**ABOUT THIS TASK:**
What lines in this listing contain the string "title"? Report each one by copying it.

**DATA SHOWN:**

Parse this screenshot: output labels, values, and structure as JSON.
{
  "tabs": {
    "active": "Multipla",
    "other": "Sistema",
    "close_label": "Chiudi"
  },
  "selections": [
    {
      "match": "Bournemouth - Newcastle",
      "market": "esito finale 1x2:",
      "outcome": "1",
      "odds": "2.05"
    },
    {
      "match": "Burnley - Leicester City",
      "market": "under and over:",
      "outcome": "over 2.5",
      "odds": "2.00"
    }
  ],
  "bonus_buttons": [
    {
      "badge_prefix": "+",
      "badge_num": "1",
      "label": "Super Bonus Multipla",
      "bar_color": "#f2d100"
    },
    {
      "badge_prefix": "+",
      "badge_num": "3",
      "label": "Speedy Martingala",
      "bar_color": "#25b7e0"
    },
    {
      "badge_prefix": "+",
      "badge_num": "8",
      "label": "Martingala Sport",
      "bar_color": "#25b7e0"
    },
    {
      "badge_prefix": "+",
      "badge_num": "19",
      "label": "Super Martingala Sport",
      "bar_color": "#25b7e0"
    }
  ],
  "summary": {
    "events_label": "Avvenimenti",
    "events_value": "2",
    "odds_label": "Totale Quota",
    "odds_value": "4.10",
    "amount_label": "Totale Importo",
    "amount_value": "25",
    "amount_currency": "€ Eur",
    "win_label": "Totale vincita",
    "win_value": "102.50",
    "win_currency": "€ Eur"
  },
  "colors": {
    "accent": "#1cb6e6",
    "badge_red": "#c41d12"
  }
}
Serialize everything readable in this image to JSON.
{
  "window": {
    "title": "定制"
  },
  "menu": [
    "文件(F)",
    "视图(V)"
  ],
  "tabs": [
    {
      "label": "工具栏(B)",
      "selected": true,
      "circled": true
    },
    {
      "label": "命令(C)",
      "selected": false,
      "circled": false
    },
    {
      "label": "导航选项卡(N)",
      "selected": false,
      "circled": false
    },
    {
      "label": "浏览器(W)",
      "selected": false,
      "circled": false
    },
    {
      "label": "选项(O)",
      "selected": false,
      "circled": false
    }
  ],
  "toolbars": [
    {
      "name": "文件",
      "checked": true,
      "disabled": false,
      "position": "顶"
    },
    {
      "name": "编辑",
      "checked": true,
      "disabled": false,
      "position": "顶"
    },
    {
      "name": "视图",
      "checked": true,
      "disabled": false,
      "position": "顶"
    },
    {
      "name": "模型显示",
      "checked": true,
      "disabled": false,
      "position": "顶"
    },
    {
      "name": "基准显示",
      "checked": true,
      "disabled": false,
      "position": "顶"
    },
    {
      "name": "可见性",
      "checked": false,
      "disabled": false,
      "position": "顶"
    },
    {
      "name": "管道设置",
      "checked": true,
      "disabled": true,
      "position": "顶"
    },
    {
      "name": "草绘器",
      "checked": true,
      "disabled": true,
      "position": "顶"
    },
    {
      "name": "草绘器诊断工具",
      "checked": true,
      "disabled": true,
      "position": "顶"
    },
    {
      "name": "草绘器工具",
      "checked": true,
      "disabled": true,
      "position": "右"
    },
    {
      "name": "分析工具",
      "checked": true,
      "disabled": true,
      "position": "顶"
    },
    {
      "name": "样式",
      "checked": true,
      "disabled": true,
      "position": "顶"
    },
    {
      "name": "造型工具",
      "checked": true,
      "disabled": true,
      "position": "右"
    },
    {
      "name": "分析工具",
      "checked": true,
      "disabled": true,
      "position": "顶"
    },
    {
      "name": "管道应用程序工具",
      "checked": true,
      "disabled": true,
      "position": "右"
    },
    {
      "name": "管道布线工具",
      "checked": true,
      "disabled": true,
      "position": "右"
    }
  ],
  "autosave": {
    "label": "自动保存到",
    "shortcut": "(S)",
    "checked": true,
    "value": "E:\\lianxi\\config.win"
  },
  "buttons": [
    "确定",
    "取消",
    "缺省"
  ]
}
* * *
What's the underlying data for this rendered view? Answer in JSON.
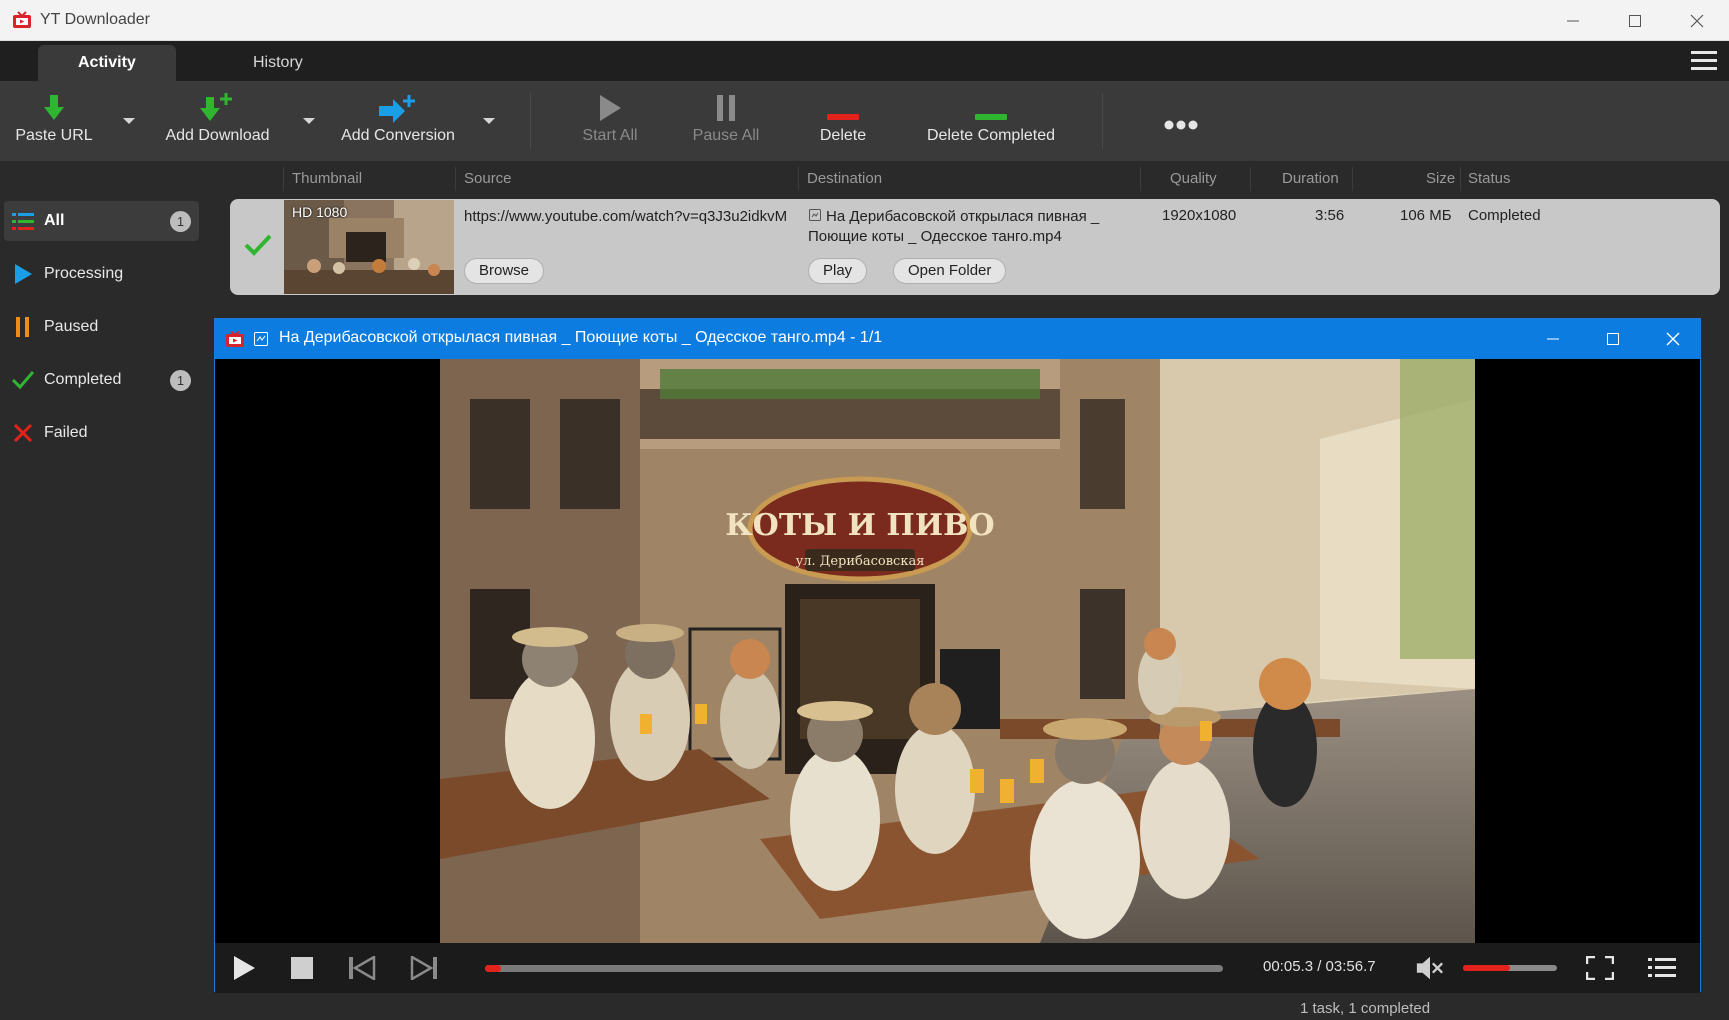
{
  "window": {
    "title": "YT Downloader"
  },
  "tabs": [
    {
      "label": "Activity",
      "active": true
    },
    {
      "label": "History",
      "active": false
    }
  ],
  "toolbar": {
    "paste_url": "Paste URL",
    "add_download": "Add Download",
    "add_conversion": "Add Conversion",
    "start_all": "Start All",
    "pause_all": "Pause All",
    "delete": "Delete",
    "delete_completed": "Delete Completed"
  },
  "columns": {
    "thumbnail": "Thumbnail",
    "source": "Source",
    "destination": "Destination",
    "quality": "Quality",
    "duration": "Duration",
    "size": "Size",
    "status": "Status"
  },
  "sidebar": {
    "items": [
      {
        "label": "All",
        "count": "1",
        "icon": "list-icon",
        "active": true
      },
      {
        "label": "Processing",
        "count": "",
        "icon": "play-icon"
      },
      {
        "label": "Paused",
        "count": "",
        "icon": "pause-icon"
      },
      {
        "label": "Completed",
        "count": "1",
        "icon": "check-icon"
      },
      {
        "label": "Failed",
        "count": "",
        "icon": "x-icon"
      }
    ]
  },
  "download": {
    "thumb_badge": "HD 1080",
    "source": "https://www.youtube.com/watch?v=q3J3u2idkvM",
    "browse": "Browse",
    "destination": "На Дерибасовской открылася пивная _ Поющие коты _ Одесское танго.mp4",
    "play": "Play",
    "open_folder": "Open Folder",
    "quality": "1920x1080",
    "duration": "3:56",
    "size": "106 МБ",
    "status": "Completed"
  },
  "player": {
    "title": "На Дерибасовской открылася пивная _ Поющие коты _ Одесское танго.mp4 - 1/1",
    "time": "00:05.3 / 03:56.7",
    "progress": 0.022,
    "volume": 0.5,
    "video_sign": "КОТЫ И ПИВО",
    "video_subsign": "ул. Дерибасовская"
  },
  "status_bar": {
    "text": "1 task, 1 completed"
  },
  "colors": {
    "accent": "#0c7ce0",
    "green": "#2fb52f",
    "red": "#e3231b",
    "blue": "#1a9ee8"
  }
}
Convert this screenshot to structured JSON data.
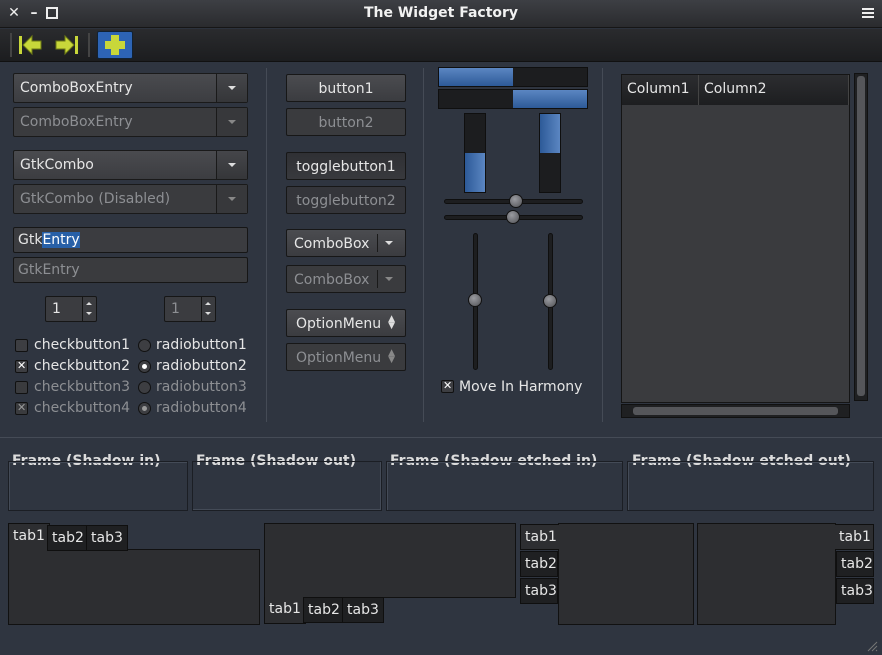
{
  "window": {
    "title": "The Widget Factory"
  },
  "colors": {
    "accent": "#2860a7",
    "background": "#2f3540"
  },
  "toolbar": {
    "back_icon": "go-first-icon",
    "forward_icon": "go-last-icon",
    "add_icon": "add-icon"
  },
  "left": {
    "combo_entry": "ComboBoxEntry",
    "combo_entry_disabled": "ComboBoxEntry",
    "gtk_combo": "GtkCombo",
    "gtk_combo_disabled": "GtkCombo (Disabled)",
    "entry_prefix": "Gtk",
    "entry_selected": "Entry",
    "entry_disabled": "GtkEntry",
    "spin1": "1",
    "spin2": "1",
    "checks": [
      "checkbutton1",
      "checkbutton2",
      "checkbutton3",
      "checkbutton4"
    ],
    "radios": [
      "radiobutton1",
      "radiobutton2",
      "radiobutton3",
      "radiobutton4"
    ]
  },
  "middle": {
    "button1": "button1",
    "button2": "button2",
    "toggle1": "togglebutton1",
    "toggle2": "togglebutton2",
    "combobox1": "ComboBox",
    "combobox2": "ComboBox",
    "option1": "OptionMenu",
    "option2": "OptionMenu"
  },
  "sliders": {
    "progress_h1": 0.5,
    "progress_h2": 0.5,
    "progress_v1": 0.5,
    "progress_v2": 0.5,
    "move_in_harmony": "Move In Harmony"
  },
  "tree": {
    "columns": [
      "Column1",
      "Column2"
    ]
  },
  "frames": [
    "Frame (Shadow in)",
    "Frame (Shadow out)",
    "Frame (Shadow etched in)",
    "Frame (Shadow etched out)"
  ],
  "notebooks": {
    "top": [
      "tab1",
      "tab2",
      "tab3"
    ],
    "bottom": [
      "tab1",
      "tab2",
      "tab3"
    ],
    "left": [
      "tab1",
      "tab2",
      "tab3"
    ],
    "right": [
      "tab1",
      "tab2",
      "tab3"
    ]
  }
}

**EXERCISE OUTPUT:**
    "title": "定制"
    "title": "YT Downloader"
    "title": "На Дерибасовской открылася пивная _ Поющие коты _ Одесское танго.mp4 - 1/1",
    "title": "The Widget Factory"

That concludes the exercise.